ACTIVITY:
Give the data below again exactly as it stands. Omit the pictures.

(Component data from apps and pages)
* * * * *

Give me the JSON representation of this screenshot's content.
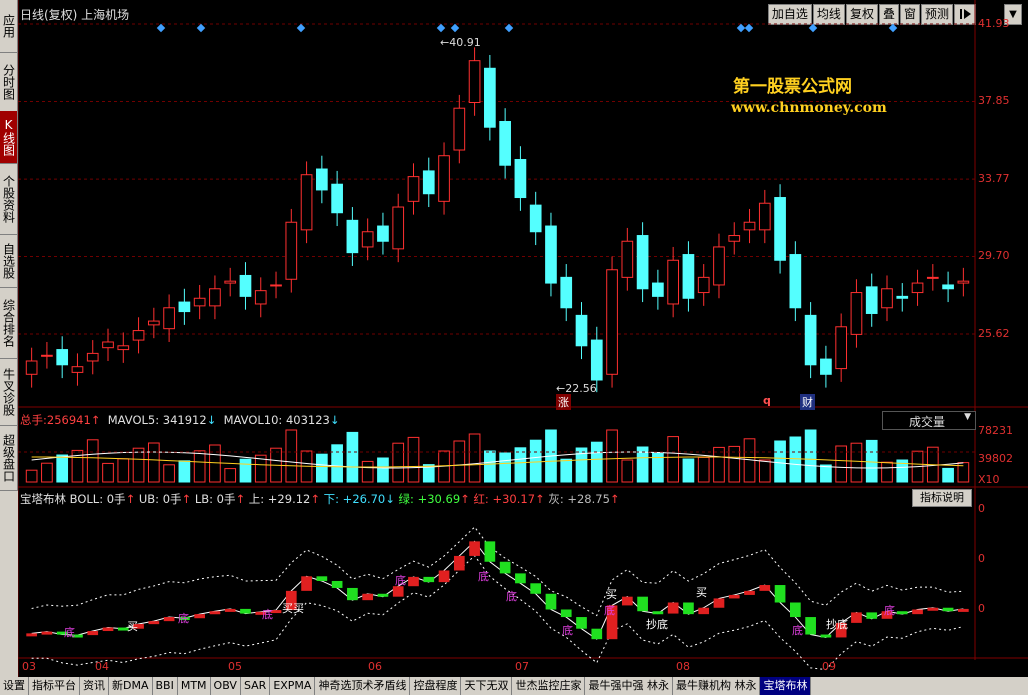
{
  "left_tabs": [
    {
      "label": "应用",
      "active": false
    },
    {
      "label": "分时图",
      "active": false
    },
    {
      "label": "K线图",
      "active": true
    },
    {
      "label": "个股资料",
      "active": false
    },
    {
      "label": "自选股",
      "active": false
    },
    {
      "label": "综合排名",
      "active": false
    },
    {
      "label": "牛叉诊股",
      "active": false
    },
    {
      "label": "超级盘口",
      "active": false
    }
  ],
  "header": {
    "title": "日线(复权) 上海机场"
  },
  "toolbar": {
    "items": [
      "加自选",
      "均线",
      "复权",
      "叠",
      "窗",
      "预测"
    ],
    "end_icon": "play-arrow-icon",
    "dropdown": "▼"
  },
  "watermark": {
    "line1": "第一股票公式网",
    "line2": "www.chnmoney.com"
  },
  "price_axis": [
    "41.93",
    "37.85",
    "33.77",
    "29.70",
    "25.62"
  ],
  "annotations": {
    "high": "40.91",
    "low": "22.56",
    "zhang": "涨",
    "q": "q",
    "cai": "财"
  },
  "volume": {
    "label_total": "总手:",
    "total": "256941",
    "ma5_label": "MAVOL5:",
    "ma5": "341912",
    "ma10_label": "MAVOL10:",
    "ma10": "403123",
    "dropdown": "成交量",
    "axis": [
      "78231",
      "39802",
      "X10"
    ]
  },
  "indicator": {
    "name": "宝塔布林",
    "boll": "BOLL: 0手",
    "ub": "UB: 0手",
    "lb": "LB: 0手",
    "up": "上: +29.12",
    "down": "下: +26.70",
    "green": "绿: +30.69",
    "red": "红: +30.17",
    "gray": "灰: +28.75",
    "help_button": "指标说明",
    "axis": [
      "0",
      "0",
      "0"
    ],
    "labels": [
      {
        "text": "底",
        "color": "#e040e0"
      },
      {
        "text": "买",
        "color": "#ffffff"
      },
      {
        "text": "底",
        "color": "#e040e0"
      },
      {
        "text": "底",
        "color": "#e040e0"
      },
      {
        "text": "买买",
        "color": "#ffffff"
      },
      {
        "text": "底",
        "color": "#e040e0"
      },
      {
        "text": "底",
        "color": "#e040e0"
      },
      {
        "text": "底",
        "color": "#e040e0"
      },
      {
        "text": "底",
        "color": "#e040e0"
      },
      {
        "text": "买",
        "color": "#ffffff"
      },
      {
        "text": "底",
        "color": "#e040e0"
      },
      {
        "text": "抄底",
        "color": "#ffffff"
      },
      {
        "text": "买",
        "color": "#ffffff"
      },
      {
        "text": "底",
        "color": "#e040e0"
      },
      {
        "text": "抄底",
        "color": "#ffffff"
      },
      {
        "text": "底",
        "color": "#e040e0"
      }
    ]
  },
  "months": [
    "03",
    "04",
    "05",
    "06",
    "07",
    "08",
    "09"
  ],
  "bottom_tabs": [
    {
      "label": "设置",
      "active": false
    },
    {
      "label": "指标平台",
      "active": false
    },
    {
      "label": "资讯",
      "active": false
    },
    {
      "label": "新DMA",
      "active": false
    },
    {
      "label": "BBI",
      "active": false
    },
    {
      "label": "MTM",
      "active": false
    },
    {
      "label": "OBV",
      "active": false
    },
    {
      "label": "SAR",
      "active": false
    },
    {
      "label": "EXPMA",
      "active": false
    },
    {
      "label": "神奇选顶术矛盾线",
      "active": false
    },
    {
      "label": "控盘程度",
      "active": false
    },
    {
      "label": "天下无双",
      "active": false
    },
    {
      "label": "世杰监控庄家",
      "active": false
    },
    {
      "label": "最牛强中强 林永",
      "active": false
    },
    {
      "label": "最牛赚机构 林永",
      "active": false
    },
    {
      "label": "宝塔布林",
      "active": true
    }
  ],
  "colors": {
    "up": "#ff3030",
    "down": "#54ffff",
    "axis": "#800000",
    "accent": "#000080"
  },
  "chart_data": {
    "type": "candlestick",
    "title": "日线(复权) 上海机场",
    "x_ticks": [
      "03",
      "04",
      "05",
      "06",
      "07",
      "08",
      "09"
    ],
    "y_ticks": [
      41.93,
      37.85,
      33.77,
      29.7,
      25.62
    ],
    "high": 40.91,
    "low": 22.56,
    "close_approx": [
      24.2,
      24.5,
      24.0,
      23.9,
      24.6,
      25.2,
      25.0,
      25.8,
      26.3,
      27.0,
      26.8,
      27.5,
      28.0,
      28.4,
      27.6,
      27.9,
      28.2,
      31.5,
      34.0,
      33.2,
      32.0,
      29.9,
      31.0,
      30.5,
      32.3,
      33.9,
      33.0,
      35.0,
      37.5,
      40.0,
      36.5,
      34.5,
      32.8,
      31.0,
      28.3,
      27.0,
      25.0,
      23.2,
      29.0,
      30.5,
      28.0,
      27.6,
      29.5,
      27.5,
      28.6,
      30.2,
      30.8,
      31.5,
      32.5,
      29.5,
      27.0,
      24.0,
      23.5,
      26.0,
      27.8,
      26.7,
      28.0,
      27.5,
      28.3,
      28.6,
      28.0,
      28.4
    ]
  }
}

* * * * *

SOLVED EXERCISE:
Give me the JSON representation of this screenshot's content.
{
  "left_tabs": [
    {
      "label": "应用",
      "active": false
    },
    {
      "label": "分时图",
      "active": false
    },
    {
      "label": "K线图",
      "active": true
    },
    {
      "label": "个股资料",
      "active": false
    },
    {
      "label": "自选股",
      "active": false
    },
    {
      "label": "综合排名",
      "active": false
    },
    {
      "label": "牛叉诊股",
      "active": false
    },
    {
      "label": "超级盘口",
      "active": false
    }
  ],
  "header": {
    "title": "日线(复权) 上海机场"
  },
  "toolbar": {
    "items": [
      "加自选",
      "均线",
      "复权",
      "叠",
      "窗",
      "预测"
    ],
    "end_icon": "play-arrow-icon",
    "dropdown": "▼"
  },
  "watermark": {
    "line1": "第一股票公式网",
    "line2": "www.chnmoney.com"
  },
  "price_axis": [
    "41.93",
    "37.85",
    "33.77",
    "29.70",
    "25.62"
  ],
  "annotations": {
    "high": "40.91",
    "low": "22.56",
    "zhang": "涨",
    "q": "q",
    "cai": "财"
  },
  "volume": {
    "label_total": "总手:",
    "total": "256941",
    "ma5_label": "MAVOL5:",
    "ma5": "341912",
    "ma10_label": "MAVOL10:",
    "ma10": "403123",
    "dropdown": "成交量",
    "axis": [
      "78231",
      "39802",
      "X10"
    ]
  },
  "indicator": {
    "name": "宝塔布林",
    "boll": "BOLL: 0手",
    "ub": "UB: 0手",
    "lb": "LB: 0手",
    "up": "上: +29.12",
    "down": "下: +26.70",
    "green": "绿: +30.69",
    "red": "红: +30.17",
    "gray": "灰: +28.75",
    "help_button": "指标说明",
    "axis": [
      "0",
      "0",
      "0"
    ],
    "labels": [
      {
        "text": "底",
        "color": "#e040e0"
      },
      {
        "text": "买",
        "color": "#ffffff"
      },
      {
        "text": "底",
        "color": "#e040e0"
      },
      {
        "text": "底",
        "color": "#e040e0"
      },
      {
        "text": "买买",
        "color": "#ffffff"
      },
      {
        "text": "底",
        "color": "#e040e0"
      },
      {
        "text": "底",
        "color": "#e040e0"
      },
      {
        "text": "底",
        "color": "#e040e0"
      },
      {
        "text": "底",
        "color": "#e040e0"
      },
      {
        "text": "买",
        "color": "#ffffff"
      },
      {
        "text": "底",
        "color": "#e040e0"
      },
      {
        "text": "抄底",
        "color": "#ffffff"
      },
      {
        "text": "买",
        "color": "#ffffff"
      },
      {
        "text": "底",
        "color": "#e040e0"
      },
      {
        "text": "抄底",
        "color": "#ffffff"
      },
      {
        "text": "底",
        "color": "#e040e0"
      }
    ]
  },
  "months": [
    "03",
    "04",
    "05",
    "06",
    "07",
    "08",
    "09"
  ],
  "bottom_tabs": [
    {
      "label": "设置",
      "active": false
    },
    {
      "label": "指标平台",
      "active": false
    },
    {
      "label": "资讯",
      "active": false
    },
    {
      "label": "新DMA",
      "active": false
    },
    {
      "label": "BBI",
      "active": false
    },
    {
      "label": "MTM",
      "active": false
    },
    {
      "label": "OBV",
      "active": false
    },
    {
      "label": "SAR",
      "active": false
    },
    {
      "label": "EXPMA",
      "active": false
    },
    {
      "label": "神奇选顶术矛盾线",
      "active": false
    },
    {
      "label": "控盘程度",
      "active": false
    },
    {
      "label": "天下无双",
      "active": false
    },
    {
      "label": "世杰监控庄家",
      "active": false
    },
    {
      "label": "最牛强中强 林永",
      "active": false
    },
    {
      "label": "最牛赚机构 林永",
      "active": false
    },
    {
      "label": "宝塔布林",
      "active": true
    }
  ],
  "colors": {
    "up": "#ff3030",
    "down": "#54ffff",
    "axis": "#800000",
    "accent": "#000080"
  },
  "chart_data": {
    "type": "candlestick",
    "title": "日线(复权) 上海机场",
    "x_ticks": [
      "03",
      "04",
      "05",
      "06",
      "07",
      "08",
      "09"
    ],
    "y_ticks": [
      41.93,
      37.85,
      33.77,
      29.7,
      25.62
    ],
    "high": 40.91,
    "low": 22.56,
    "close_approx": [
      24.2,
      24.5,
      24.0,
      23.9,
      24.6,
      25.2,
      25.0,
      25.8,
      26.3,
      27.0,
      26.8,
      27.5,
      28.0,
      28.4,
      27.6,
      27.9,
      28.2,
      31.5,
      34.0,
      33.2,
      32.0,
      29.9,
      31.0,
      30.5,
      32.3,
      33.9,
      33.0,
      35.0,
      37.5,
      40.0,
      36.5,
      34.5,
      32.8,
      31.0,
      28.3,
      27.0,
      25.0,
      23.2,
      29.0,
      30.5,
      28.0,
      27.6,
      29.5,
      27.5,
      28.6,
      30.2,
      30.8,
      31.5,
      32.5,
      29.5,
      27.0,
      24.0,
      23.5,
      26.0,
      27.8,
      26.7,
      28.0,
      27.5,
      28.3,
      28.6,
      28.0,
      28.4
    ]
  }
}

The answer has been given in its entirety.